→ HOW TO COMPLETE THIS TASK: For this exercise, please find the lines in the entries that include the word "your" and copy them.

→ Element data from apps and pages:
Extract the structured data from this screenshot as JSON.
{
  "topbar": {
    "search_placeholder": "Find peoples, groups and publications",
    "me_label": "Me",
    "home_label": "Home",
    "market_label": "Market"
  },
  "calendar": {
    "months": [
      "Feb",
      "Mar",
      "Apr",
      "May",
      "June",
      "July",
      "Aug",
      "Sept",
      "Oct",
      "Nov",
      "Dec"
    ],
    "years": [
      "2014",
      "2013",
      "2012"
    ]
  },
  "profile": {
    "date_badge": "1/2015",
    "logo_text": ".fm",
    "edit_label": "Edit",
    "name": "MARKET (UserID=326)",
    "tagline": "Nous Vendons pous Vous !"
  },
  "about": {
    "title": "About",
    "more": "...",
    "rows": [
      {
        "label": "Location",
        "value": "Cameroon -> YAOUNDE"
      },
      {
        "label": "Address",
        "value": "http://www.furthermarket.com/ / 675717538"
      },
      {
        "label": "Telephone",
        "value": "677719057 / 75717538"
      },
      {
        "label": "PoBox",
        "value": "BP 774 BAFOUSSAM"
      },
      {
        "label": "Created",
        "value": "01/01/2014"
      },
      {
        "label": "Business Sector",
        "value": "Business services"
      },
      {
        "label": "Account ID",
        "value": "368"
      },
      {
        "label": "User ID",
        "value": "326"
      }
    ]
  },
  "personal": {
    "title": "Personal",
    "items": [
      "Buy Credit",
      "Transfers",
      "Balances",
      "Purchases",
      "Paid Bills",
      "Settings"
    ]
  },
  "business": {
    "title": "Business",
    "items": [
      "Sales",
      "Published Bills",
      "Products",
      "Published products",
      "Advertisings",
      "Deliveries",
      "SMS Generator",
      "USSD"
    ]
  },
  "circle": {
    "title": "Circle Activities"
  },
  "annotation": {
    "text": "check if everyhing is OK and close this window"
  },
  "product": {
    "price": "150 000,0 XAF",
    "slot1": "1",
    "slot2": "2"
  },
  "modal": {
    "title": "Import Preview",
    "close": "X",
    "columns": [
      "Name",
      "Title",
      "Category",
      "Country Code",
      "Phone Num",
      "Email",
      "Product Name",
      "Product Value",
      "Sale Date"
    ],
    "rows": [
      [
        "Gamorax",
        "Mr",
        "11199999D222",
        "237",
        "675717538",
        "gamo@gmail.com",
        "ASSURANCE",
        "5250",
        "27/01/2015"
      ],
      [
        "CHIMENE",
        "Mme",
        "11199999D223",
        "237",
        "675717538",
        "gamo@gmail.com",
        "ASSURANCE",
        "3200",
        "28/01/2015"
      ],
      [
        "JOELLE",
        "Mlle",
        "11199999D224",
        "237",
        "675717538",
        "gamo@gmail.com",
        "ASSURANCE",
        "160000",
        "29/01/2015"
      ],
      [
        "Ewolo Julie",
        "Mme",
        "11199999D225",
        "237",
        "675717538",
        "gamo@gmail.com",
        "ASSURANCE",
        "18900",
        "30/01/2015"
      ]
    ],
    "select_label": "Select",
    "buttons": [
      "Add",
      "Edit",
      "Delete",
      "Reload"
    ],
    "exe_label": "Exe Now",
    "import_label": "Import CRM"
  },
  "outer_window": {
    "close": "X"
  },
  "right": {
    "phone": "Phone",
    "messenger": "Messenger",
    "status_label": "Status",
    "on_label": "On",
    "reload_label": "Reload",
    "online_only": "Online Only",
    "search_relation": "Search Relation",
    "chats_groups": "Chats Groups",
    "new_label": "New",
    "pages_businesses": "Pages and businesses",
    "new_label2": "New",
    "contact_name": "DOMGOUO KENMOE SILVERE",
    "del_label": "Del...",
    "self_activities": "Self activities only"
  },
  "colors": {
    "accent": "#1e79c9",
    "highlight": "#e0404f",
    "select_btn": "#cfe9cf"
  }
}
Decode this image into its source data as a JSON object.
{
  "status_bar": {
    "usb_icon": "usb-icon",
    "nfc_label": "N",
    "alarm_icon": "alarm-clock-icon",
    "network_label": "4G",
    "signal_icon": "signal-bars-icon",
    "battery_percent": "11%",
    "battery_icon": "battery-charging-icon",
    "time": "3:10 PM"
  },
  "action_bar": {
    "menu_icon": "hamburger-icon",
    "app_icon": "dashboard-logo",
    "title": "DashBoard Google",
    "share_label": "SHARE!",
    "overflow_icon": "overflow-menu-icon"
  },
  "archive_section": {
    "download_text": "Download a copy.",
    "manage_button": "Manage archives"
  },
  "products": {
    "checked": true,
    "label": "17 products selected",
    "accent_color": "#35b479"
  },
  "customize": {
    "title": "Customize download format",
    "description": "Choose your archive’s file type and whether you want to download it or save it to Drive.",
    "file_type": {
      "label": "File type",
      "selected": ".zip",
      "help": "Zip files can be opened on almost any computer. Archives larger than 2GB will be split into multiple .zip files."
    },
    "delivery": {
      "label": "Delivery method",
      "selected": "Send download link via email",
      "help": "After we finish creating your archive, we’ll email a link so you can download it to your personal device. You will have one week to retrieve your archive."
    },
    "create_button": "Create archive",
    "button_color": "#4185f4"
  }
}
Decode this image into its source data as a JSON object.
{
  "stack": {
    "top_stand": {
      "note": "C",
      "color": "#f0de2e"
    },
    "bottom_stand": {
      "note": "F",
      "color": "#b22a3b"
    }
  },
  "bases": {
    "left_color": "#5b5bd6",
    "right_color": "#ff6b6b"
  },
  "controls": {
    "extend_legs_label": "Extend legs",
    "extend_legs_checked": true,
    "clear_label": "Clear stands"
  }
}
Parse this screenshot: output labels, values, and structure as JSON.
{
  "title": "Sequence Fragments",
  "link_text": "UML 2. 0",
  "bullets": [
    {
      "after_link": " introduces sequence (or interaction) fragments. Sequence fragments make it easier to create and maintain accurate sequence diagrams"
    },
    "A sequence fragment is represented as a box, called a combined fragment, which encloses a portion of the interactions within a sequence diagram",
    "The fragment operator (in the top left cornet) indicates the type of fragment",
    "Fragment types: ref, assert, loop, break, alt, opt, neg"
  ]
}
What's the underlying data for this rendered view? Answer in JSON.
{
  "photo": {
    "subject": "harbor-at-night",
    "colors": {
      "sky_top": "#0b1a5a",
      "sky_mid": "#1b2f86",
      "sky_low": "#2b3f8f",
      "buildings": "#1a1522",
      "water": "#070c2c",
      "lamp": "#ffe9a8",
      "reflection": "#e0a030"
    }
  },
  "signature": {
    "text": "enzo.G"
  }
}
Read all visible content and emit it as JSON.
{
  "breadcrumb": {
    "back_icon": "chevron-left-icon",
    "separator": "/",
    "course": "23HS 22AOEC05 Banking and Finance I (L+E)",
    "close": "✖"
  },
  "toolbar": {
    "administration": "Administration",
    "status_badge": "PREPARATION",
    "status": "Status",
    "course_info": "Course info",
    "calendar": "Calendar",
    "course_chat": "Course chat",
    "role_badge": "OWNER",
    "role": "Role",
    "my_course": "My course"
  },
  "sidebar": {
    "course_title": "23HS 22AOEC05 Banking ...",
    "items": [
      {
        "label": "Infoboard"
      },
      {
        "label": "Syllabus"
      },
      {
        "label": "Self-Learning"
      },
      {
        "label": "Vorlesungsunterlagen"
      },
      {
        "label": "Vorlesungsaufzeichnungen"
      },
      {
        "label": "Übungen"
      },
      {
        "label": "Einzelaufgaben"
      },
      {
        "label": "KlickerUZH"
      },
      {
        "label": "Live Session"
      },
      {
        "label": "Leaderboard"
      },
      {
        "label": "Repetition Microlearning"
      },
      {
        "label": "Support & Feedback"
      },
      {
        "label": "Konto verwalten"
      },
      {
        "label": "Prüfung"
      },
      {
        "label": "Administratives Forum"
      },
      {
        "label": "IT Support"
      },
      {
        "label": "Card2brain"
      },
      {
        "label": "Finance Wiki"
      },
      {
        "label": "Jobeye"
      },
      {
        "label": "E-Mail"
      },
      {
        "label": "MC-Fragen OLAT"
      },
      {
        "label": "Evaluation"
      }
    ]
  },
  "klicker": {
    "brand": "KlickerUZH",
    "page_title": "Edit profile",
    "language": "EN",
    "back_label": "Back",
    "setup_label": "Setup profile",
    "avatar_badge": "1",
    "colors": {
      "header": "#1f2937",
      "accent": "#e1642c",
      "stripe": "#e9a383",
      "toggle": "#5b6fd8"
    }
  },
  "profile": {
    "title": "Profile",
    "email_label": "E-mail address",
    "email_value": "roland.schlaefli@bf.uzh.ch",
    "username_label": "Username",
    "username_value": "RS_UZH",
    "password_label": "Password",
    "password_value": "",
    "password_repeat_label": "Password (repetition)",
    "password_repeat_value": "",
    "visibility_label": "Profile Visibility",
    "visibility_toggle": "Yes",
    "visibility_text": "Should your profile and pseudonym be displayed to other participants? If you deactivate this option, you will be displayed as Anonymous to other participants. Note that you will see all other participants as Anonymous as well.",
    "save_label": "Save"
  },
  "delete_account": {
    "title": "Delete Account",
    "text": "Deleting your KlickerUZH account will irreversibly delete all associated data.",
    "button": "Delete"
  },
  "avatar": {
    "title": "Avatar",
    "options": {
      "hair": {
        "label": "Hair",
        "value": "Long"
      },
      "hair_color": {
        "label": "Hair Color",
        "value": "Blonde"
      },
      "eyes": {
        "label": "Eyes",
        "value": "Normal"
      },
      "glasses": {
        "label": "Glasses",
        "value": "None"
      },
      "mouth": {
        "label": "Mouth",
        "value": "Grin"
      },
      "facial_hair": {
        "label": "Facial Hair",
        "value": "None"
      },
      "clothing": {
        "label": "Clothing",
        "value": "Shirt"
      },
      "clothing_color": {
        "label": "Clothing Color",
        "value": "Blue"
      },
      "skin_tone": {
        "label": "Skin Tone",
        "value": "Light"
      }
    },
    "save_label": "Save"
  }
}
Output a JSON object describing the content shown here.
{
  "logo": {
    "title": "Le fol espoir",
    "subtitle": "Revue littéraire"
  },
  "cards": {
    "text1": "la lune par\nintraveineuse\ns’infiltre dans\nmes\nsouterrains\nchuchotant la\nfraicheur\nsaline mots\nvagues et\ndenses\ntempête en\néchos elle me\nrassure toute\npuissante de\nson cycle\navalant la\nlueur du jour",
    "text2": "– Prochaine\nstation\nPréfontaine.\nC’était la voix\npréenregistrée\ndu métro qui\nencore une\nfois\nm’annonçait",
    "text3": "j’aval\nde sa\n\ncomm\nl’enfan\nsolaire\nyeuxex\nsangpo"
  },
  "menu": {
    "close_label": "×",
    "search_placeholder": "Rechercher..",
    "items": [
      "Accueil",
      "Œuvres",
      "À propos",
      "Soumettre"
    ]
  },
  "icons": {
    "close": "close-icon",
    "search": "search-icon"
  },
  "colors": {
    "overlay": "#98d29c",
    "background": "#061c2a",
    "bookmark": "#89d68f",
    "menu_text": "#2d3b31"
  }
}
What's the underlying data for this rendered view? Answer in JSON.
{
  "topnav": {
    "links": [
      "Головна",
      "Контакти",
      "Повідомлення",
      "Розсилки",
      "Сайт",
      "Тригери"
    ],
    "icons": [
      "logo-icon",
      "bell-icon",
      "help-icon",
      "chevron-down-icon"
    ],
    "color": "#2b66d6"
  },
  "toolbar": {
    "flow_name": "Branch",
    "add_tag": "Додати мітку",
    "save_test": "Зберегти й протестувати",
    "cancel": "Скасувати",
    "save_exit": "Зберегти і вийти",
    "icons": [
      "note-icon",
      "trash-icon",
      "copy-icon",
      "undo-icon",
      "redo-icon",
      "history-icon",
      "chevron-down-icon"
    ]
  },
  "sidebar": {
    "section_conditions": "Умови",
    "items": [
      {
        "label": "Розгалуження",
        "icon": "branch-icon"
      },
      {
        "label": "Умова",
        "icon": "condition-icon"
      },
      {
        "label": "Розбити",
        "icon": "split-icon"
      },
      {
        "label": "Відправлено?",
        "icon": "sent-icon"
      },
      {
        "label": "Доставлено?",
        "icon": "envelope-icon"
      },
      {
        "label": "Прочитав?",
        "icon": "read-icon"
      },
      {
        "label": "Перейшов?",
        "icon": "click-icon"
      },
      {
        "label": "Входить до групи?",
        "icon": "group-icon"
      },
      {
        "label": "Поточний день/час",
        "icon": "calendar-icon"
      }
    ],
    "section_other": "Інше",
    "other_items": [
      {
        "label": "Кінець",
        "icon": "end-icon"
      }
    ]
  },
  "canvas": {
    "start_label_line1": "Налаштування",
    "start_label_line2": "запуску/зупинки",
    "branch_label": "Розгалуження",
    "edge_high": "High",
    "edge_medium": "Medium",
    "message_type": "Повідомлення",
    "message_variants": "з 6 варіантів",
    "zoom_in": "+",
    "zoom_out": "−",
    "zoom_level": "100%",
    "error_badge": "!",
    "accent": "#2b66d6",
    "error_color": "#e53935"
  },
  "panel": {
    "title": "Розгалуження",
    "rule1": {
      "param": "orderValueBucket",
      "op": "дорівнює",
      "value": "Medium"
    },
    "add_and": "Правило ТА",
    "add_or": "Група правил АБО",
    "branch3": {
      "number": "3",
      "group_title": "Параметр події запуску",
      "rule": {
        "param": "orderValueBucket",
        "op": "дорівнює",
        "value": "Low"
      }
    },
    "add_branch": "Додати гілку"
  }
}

→ RESPONSE TO THIS EXERCISE:
    "description": "Choose your archive’s file type and whether you want to download it or save it to Drive.",
      "help": "After we finish creating your archive, we’ll email a link so you can download it to your personal device. You will have one week to retrieve your archive."
    "visibility_text": "Should your profile and pseudonym be displayed to other participants? If you deactivate this option, you will be displayed as Anonymous to other participants. Note that you will see all other participants as Anonymous as well.",
    "text": "Deleting your KlickerUZH account will irreversibly delete all associated data.",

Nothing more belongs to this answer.